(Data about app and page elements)
----

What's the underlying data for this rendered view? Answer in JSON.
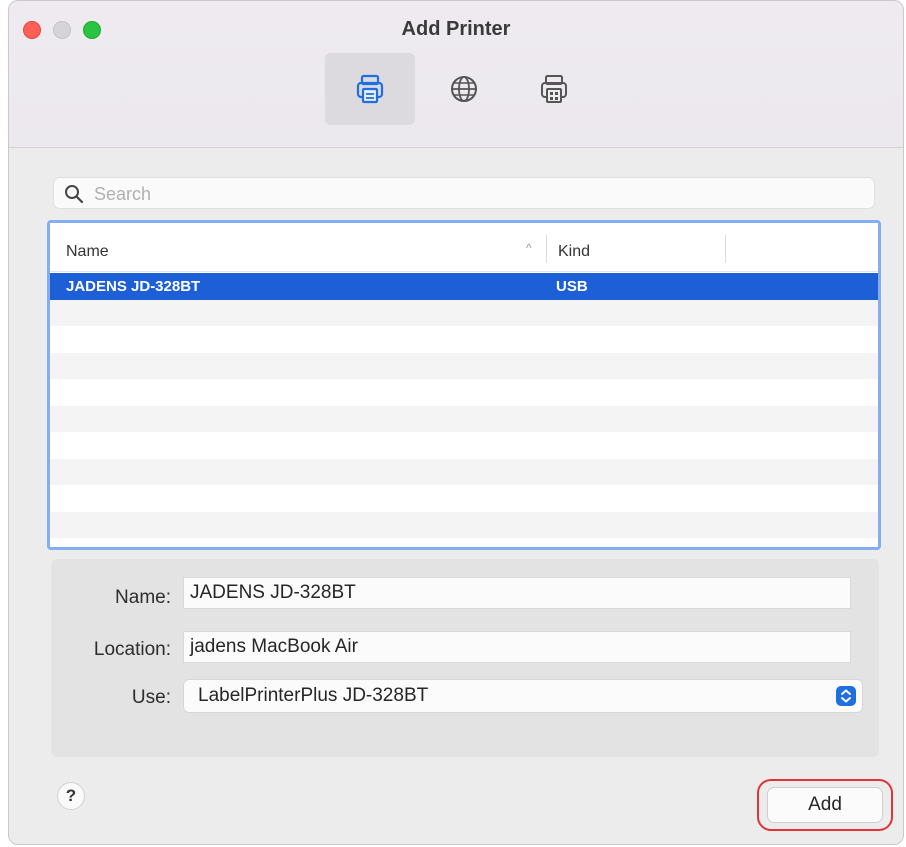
{
  "window": {
    "title": "Add Printer"
  },
  "toolbar": {
    "items": [
      {
        "icon": "default-printer-icon",
        "active": true
      },
      {
        "icon": "ip-globe-icon",
        "active": false
      },
      {
        "icon": "windows-printer-icon",
        "active": false
      }
    ]
  },
  "search": {
    "placeholder": "Search",
    "value": ""
  },
  "printer_list": {
    "columns": [
      "Name",
      "Kind"
    ],
    "sort_indicator": "^",
    "rows": [
      {
        "name": "JADENS JD-328BT",
        "kind": "USB",
        "selected": true
      }
    ],
    "selection_color": "#1d5fd6",
    "focus_ring_color": "#85aef0"
  },
  "details": {
    "name_label": "Name:",
    "name_value": "JADENS JD-328BT",
    "location_label": "Location:",
    "location_value": "jadens MacBook Air",
    "use_label": "Use:",
    "use_value": "LabelPrinterPlus JD-328BT"
  },
  "footer": {
    "help_label": "?",
    "add_label": "Add",
    "highlight_color": "#e0333a"
  }
}
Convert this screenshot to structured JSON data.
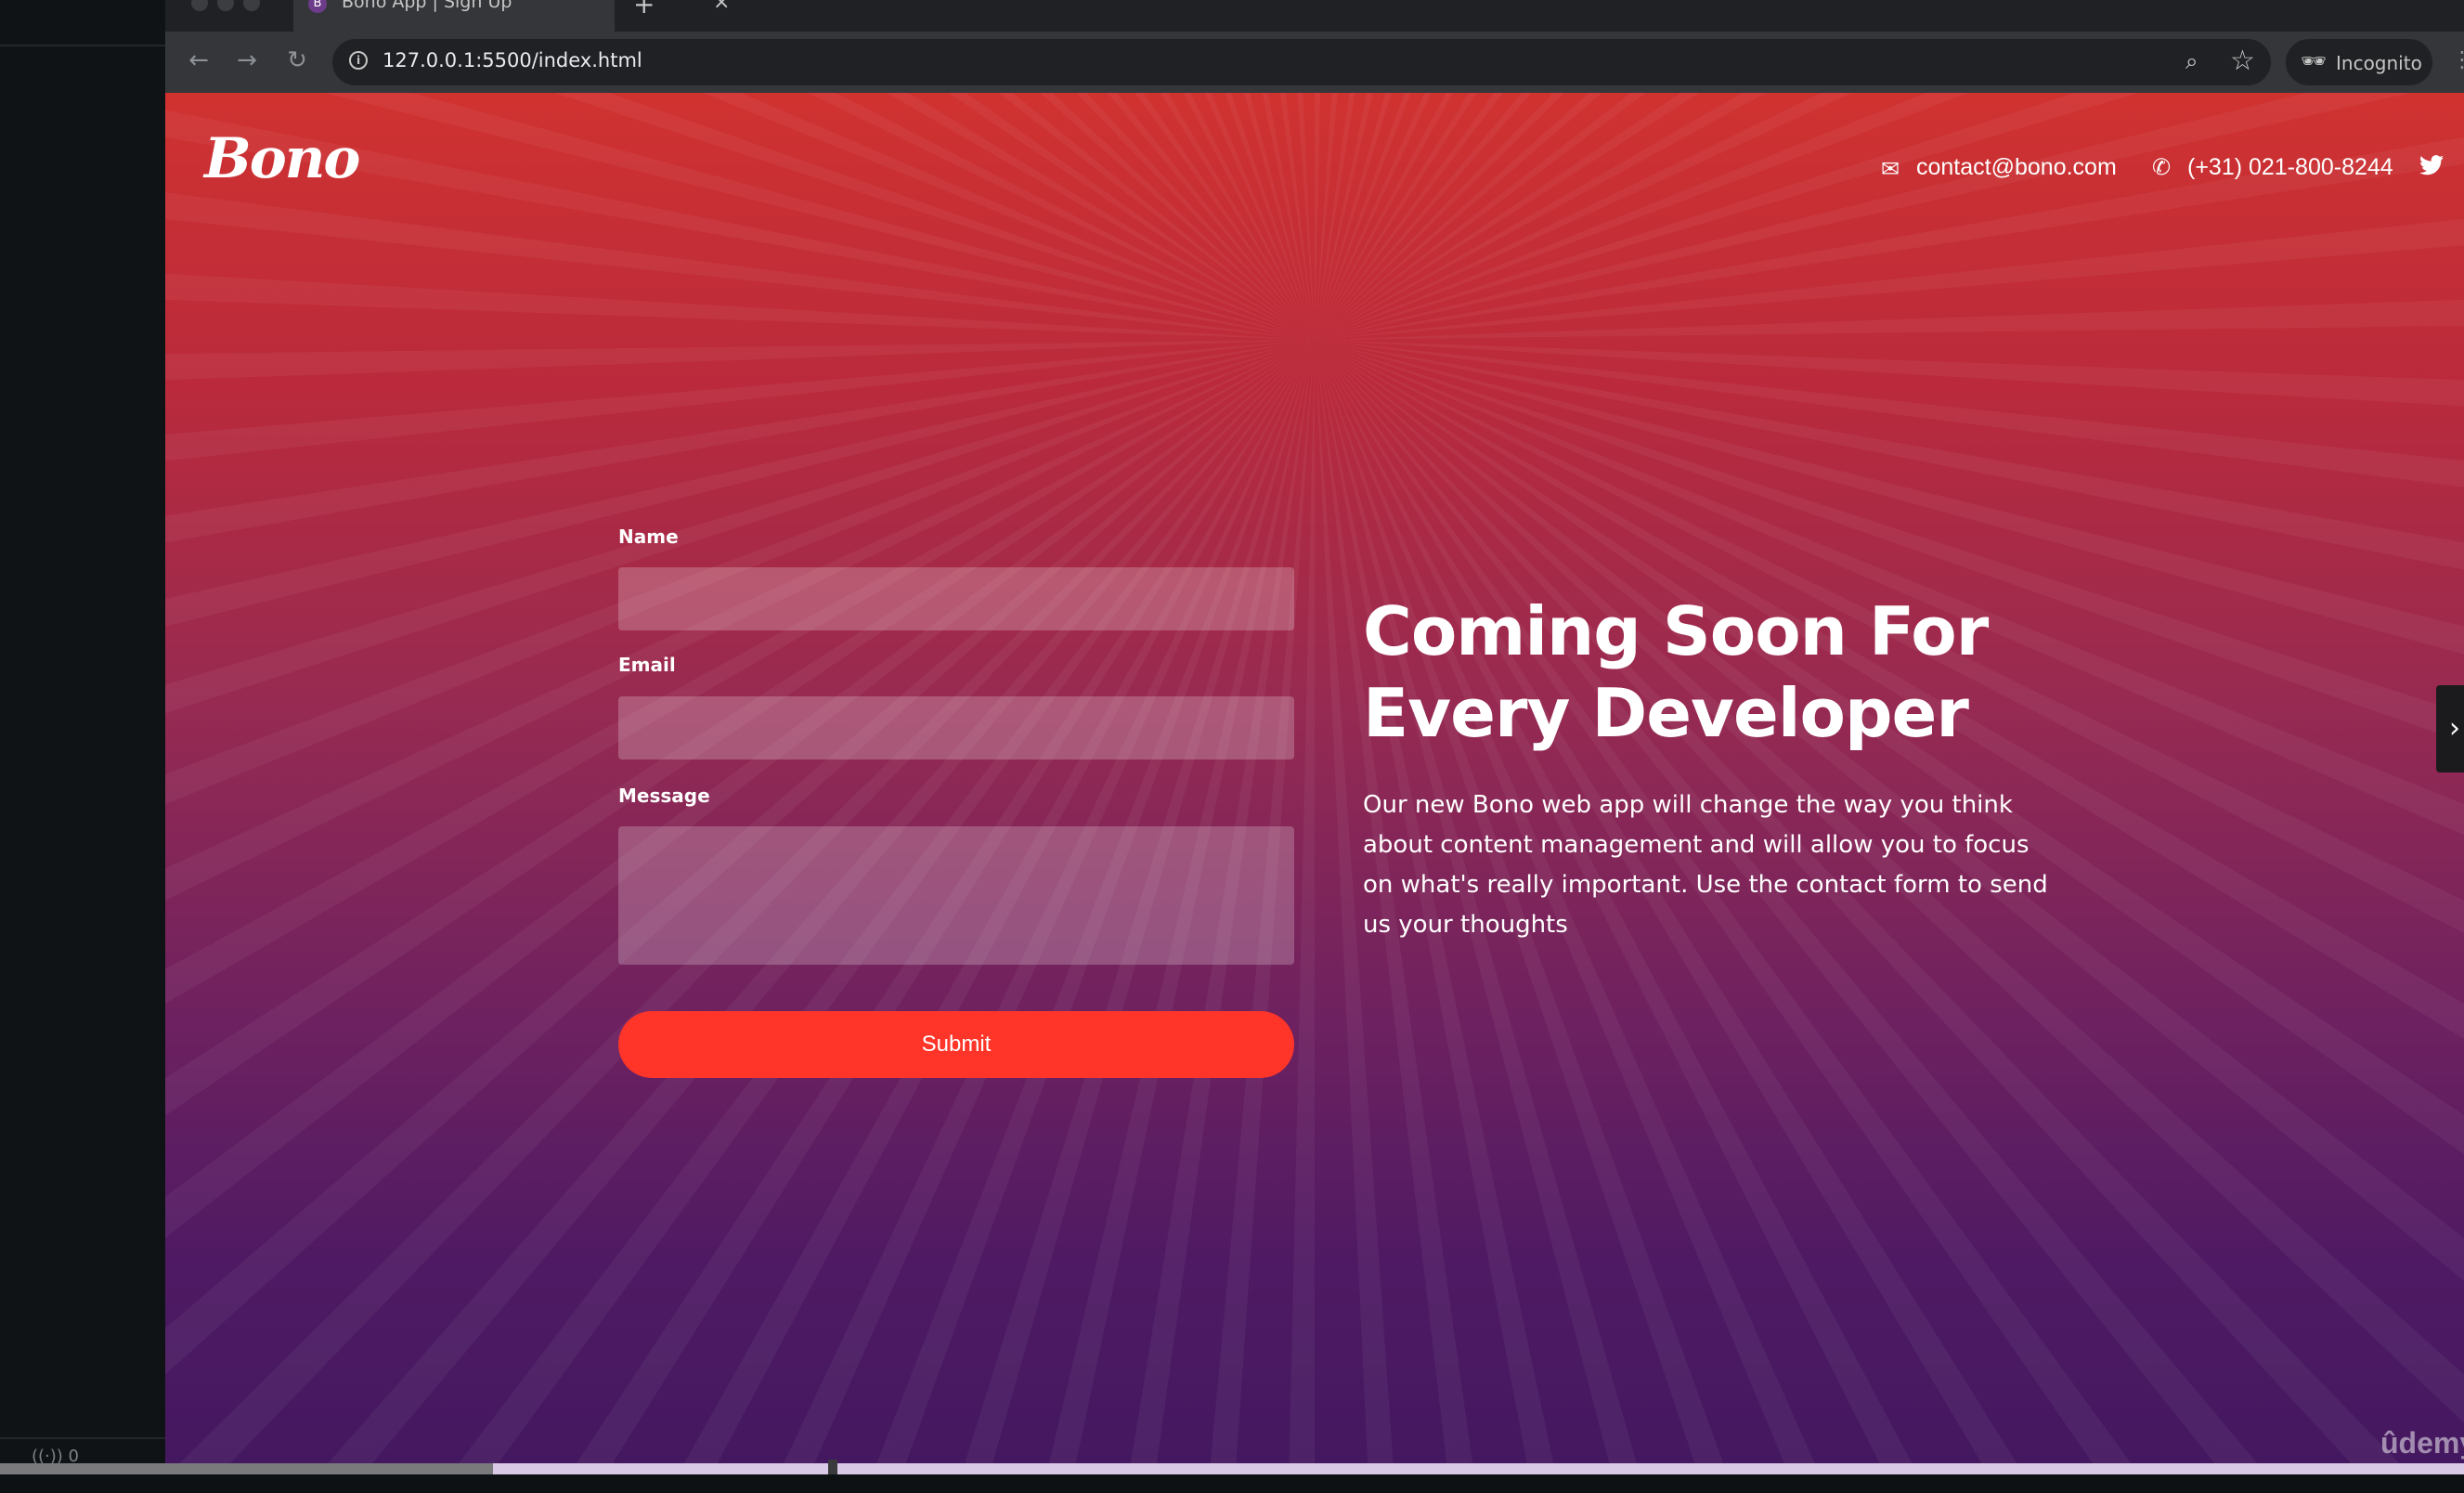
{
  "browser": {
    "tab_title": "Bono App | Sign Up",
    "tab_favicon": "B",
    "url": "127.0.0.1:5500/index.html",
    "incognito_label": "Incognito"
  },
  "icons": {
    "back": "back-arrow-icon",
    "forward": "forward-arrow-icon",
    "reload": "reload-icon",
    "info": "info-icon",
    "zoom": "zoom-icon",
    "bookmark": "star-icon",
    "incognito": "incognito-icon",
    "email": "envelope-icon",
    "phone": "phone-icon",
    "twitter": "twitter-icon"
  },
  "site": {
    "logo": "Bono",
    "email": "contact@bono.com",
    "phone": "(+31) 021-800-8244",
    "form": {
      "name_label": "Name",
      "email_label": "Email",
      "message_label": "Message",
      "submit_label": "Submit"
    },
    "headline": "Coming Soon For Every Developer",
    "blurb": "Our new Bono web app will change the way you think about content management and will allow you to focus on what's really important. Use the contact form to send us your thoughts"
  },
  "watermark": "ûdemy",
  "left_status": "0",
  "video_progress": 0.2,
  "colors": {
    "submit": "#ff3529",
    "gradient_top": "#d03230",
    "gradient_bottom": "#441860"
  }
}
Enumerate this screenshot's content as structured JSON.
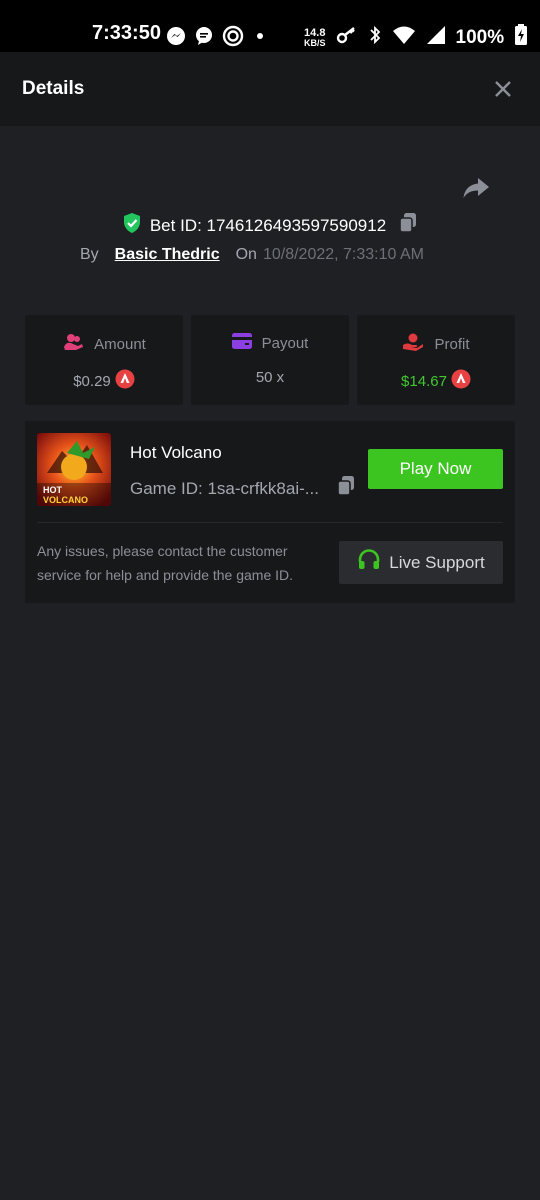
{
  "status_bar": {
    "time": "7:33:50",
    "net_speed_value": "14.8",
    "net_speed_unit": "KB/S",
    "battery": "100%"
  },
  "header": {
    "title": "Details"
  },
  "bet": {
    "id_label": "Bet ID: 1746126493597590912",
    "by_label": "By",
    "username": "Basic Thedric",
    "on_label": "On",
    "date": "10/8/2022, 7:33:10 AM"
  },
  "stats": {
    "amount": {
      "label": "Amount",
      "value": "$0.29"
    },
    "payout": {
      "label": "Payout",
      "value": "50 x"
    },
    "profit": {
      "label": "Profit",
      "value": "$14.67"
    }
  },
  "game": {
    "name": "Hot Volcano",
    "id_label": "Game ID: 1sa-crfkk8ai-...",
    "play_label": "Play Now",
    "thumb_text_line1": "HOT",
    "thumb_text_line2": "VOLCANO"
  },
  "support": {
    "help_text": "Any issues, please contact the customer service for help and provide the game ID.",
    "button_label": "Live Support"
  },
  "colors": {
    "background": "#1f2023",
    "panel": "#17181a",
    "accent_green": "#3cc421",
    "profit_green": "#41c830",
    "shield_green": "#22c55e",
    "coin_red": "#e84142",
    "amount_pink": "#e0407a",
    "payout_purple": "#8b3fe0",
    "profit_red": "#e0393e"
  }
}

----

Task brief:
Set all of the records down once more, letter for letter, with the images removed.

Response to this task:
What's the underlying data for this rendered view? Answer in JSON.
{
  "window": {
    "title": "Add Printer"
  },
  "toolbar": {
    "items": [
      {
        "icon": "default-printer-icon",
        "active": true
      },
      {
        "icon": "ip-globe-icon",
        "active": false
      },
      {
        "icon": "windows-printer-icon",
        "active": false
      }
    ]
  },
  "search": {
    "placeholder": "Search",
    "value": ""
  },
  "printer_list": {
    "columns": [
      "Name",
      "Kind"
    ],
    "sort_indicator": "^",
    "rows": [
      {
        "name": "JADENS JD-328BT",
        "kind": "USB",
        "selected": true
      }
    ],
    "selection_color": "#1d5fd6",
    "focus_ring_color": "#85aef0"
  },
  "details": {
    "name_label": "Name:",
    "name_value": "JADENS JD-328BT",
    "location_label": "Location:",
    "location_value": "jadens MacBook Air",
    "use_label": "Use:",
    "use_value": "LabelPrinterPlus JD-328BT"
  },
  "footer": {
    "help_label": "?",
    "add_label": "Add",
    "highlight_color": "#e0333a"
  }
}
Convert this screenshot to structured JSON data.
{
  "browser": {
    "tab_title": "Bono App | Sign Up",
    "tab_favicon": "B",
    "url": "127.0.0.1:5500/index.html",
    "incognito_label": "Incognito"
  },
  "icons": {
    "back": "back-arrow-icon",
    "forward": "forward-arrow-icon",
    "reload": "reload-icon",
    "info": "info-icon",
    "zoom": "zoom-icon",
    "bookmark": "star-icon",
    "incognito": "incognito-icon",
    "email": "envelope-icon",
    "phone": "phone-icon",
    "twitter": "twitter-icon"
  },
  "site": {
    "logo": "Bono",
    "email": "contact@bono.com",
    "phone": "(+31) 021-800-8244",
    "form": {
      "name_label": "Name",
      "email_label": "Email",
      "message_label": "Message",
      "submit_label": "Submit"
    },
    "headline": "Coming Soon For Every Developer",
    "blurb": "Our new Bono web app will change the way you think about content management and will allow you to focus on what's really important. Use the contact form to send us your thoughts"
  },
  "watermark": "ûdemy",
  "left_status": "0",
  "video_progress": 0.2,
  "colors": {
    "submit": "#ff3529",
    "gradient_top": "#d03230",
    "gradient_bottom": "#441860"
  }
}
Enumerate this screenshot's content as structured JSON.
{
  "status_bar": {
    "time": "7:33:50",
    "net_speed_value": "14.8",
    "net_speed_unit": "KB/S",
    "battery": "100%"
  },
  "header": {
    "title": "Details"
  },
  "bet": {
    "id_label": "Bet ID: 1746126493597590912",
    "by_label": "By",
    "username": "Basic Thedric",
    "on_label": "On",
    "date": "10/8/2022, 7:33:10 AM"
  },
  "stats": {
    "amount": {
      "label": "Amount",
      "value": "$0.29"
    },
    "payout": {
      "label": "Payout",
      "value": "50 x"
    },
    "profit": {
      "label": "Profit",
      "value": "$14.67"
    }
  },
  "game": {
    "name": "Hot Volcano",
    "id_label": "Game ID: 1sa-crfkk8ai-...",
    "play_label": "Play Now",
    "thumb_text_line1": "HOT",
    "thumb_text_line2": "VOLCANO"
  },
  "support": {
    "help_text": "Any issues, please contact the customer service for help and provide the game ID.",
    "button_label": "Live Support"
  },
  "colors": {
    "background": "#1f2023",
    "panel": "#17181a",
    "accent_green": "#3cc421",
    "profit_green": "#41c830",
    "shield_green": "#22c55e",
    "coin_red": "#e84142",
    "amount_pink": "#e0407a",
    "payout_purple": "#8b3fe0",
    "profit_red": "#e0393e"
  }
}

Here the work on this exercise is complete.